- **Directions for this task**
Keep every word of the listing and drop the images when you write it out.

- **Supplied records**
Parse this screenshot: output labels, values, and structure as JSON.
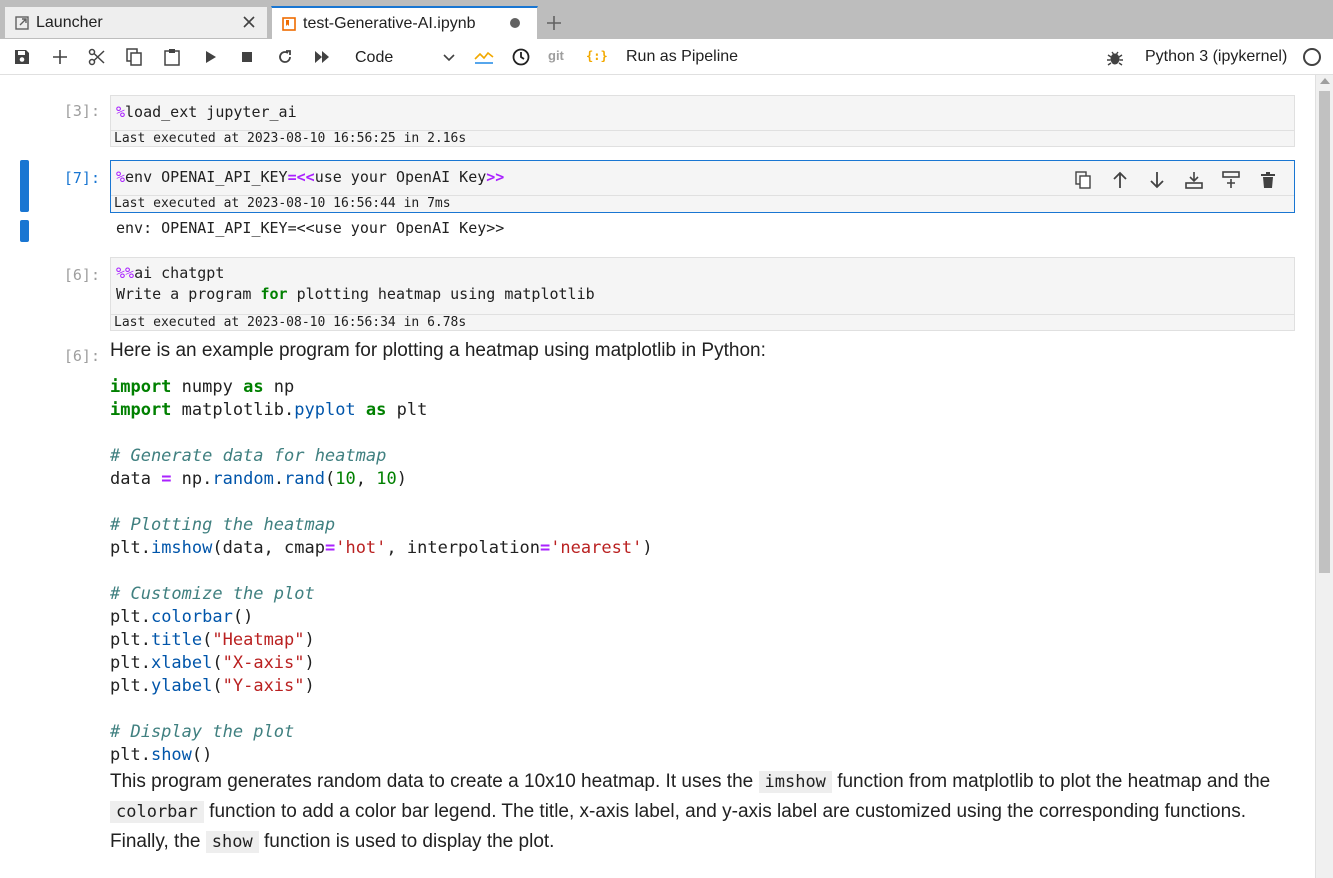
{
  "tabs": [
    {
      "label": "Launcher",
      "icon": "launcher-icon"
    },
    {
      "label": "test-Generative-AI.ipynb",
      "icon": "notebook-icon"
    }
  ],
  "toolbar": {
    "cell_type": "Code",
    "git_label": "git",
    "pipeline_icon": "{:}",
    "run_pipeline": "Run as Pipeline",
    "kernel": "Python 3 (ipykernel)"
  },
  "cells": {
    "c1": {
      "prompt": "[3]:",
      "magic": "%",
      "code": "load_ext jupyter_ai",
      "exec": "Last executed at 2023-08-10 16:56:25 in 2.16s"
    },
    "c2": {
      "prompt": "[7]:",
      "magic": "%",
      "code_a": "env OPENAI_API_KEY",
      "op1": "=<<",
      "code_b": "use your OpenAI Key",
      "op2": ">>",
      "exec": "Last executed at 2023-08-10 16:56:44 in 7ms",
      "output": "env: OPENAI_API_KEY=<<use your OpenAI Key>>"
    },
    "c3": {
      "prompt": "[6]:",
      "magic": "%%",
      "line1": "ai chatgpt",
      "line2_a": "Write a program ",
      "line2_kw": "for",
      "line2_b": " plotting heatmap using matplotlib",
      "exec": "Last executed at 2023-08-10 16:56:34 in 6.78s"
    },
    "c4": {
      "prompt": "[6]:",
      "intro": "Here is an example program for plotting a heatmap using matplotlib in Python:",
      "desc_1": "This program generates random data to create a 10x10 heatmap. It uses the ",
      "code_imshow": "imshow",
      "desc_2": " function from matplotlib to plot the heatmap and the ",
      "code_colorbar": "colorbar",
      "desc_3": " function to add a color bar legend. The title, x-axis label, and y-axis label are customized using the corresponding functions. Finally, the ",
      "code_show": "show",
      "desc_4": " function is used to display the plot."
    }
  },
  "code": {
    "import": "import",
    "as": "as",
    "numpy": " numpy ",
    "np": " np",
    "matplotlib": " matplotlib.",
    "pyplot": "pyplot",
    "plt": " plt",
    "c_generate": "# Generate data for heatmap",
    "data_eq": "data ",
    "eq": "=",
    "np_dot": " np.",
    "random": "random",
    "dot": ".",
    "rand": "rand",
    "open": "(",
    "ten": "10",
    "comma": ", ",
    "close": ")",
    "c_plotting": "# Plotting the heatmap",
    "plt_dot": "plt.",
    "imshow": "imshow",
    "imshow_args_a": "(data, cmap",
    "hot": "'hot'",
    "imshow_args_b": ", interpolation",
    "nearest": "'nearest'",
    "c_customize": "# Customize the plot",
    "colorbar": "colorbar",
    "empty_call": "()",
    "title": "title",
    "s_heatmap": "\"Heatmap\"",
    "xlabel": "xlabel",
    "s_xaxis": "\"X-axis\"",
    "ylabel": "ylabel",
    "s_yaxis": "\"Y-axis\"",
    "c_display": "# Display the plot",
    "show": "show"
  }
}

- **Exercise output**
Parse this screenshot: output labels, values, and structure as JSON.
{
  "tabs": [
    {
      "label": "Launcher",
      "icon": "launcher-icon"
    },
    {
      "label": "test-Generative-AI.ipynb",
      "icon": "notebook-icon"
    }
  ],
  "toolbar": {
    "cell_type": "Code",
    "git_label": "git",
    "pipeline_icon": "{:}",
    "run_pipeline": "Run as Pipeline",
    "kernel": "Python 3 (ipykernel)"
  },
  "cells": {
    "c1": {
      "prompt": "[3]:",
      "magic": "%",
      "code": "load_ext jupyter_ai",
      "exec": "Last executed at 2023-08-10 16:56:25 in 2.16s"
    },
    "c2": {
      "prompt": "[7]:",
      "magic": "%",
      "code_a": "env OPENAI_API_KEY",
      "op1": "=<<",
      "code_b": "use your OpenAI Key",
      "op2": ">>",
      "exec": "Last executed at 2023-08-10 16:56:44 in 7ms",
      "output": "env: OPENAI_API_KEY=<<use your OpenAI Key>>"
    },
    "c3": {
      "prompt": "[6]:",
      "magic": "%%",
      "line1": "ai chatgpt",
      "line2_a": "Write a program ",
      "line2_kw": "for",
      "line2_b": " plotting heatmap using matplotlib",
      "exec": "Last executed at 2023-08-10 16:56:34 in 6.78s"
    },
    "c4": {
      "prompt": "[6]:",
      "intro": "Here is an example program for plotting a heatmap using matplotlib in Python:",
      "desc_1": "This program generates random data to create a 10x10 heatmap. It uses the ",
      "code_imshow": "imshow",
      "desc_2": " function from matplotlib to plot the heatmap and the ",
      "code_colorbar": "colorbar",
      "desc_3": " function to add a color bar legend. The title, x-axis label, and y-axis label are customized using the corresponding functions. Finally, the ",
      "code_show": "show",
      "desc_4": " function is used to display the plot."
    }
  },
  "code": {
    "import": "import",
    "as": "as",
    "numpy": " numpy ",
    "np": " np",
    "matplotlib": " matplotlib.",
    "pyplot": "pyplot",
    "plt": " plt",
    "c_generate": "# Generate data for heatmap",
    "data_eq": "data ",
    "eq": "=",
    "np_dot": " np.",
    "random": "random",
    "dot": ".",
    "rand": "rand",
    "open": "(",
    "ten": "10",
    "comma": ", ",
    "close": ")",
    "c_plotting": "# Plotting the heatmap",
    "plt_dot": "plt.",
    "imshow": "imshow",
    "imshow_args_a": "(data, cmap",
    "hot": "'hot'",
    "imshow_args_b": ", interpolation",
    "nearest": "'nearest'",
    "c_customize": "# Customize the plot",
    "colorbar": "colorbar",
    "empty_call": "()",
    "title": "title",
    "s_heatmap": "\"Heatmap\"",
    "xlabel": "xlabel",
    "s_xaxis": "\"X-axis\"",
    "ylabel": "ylabel",
    "s_yaxis": "\"Y-axis\"",
    "c_display": "# Display the plot",
    "show": "show"
  }
}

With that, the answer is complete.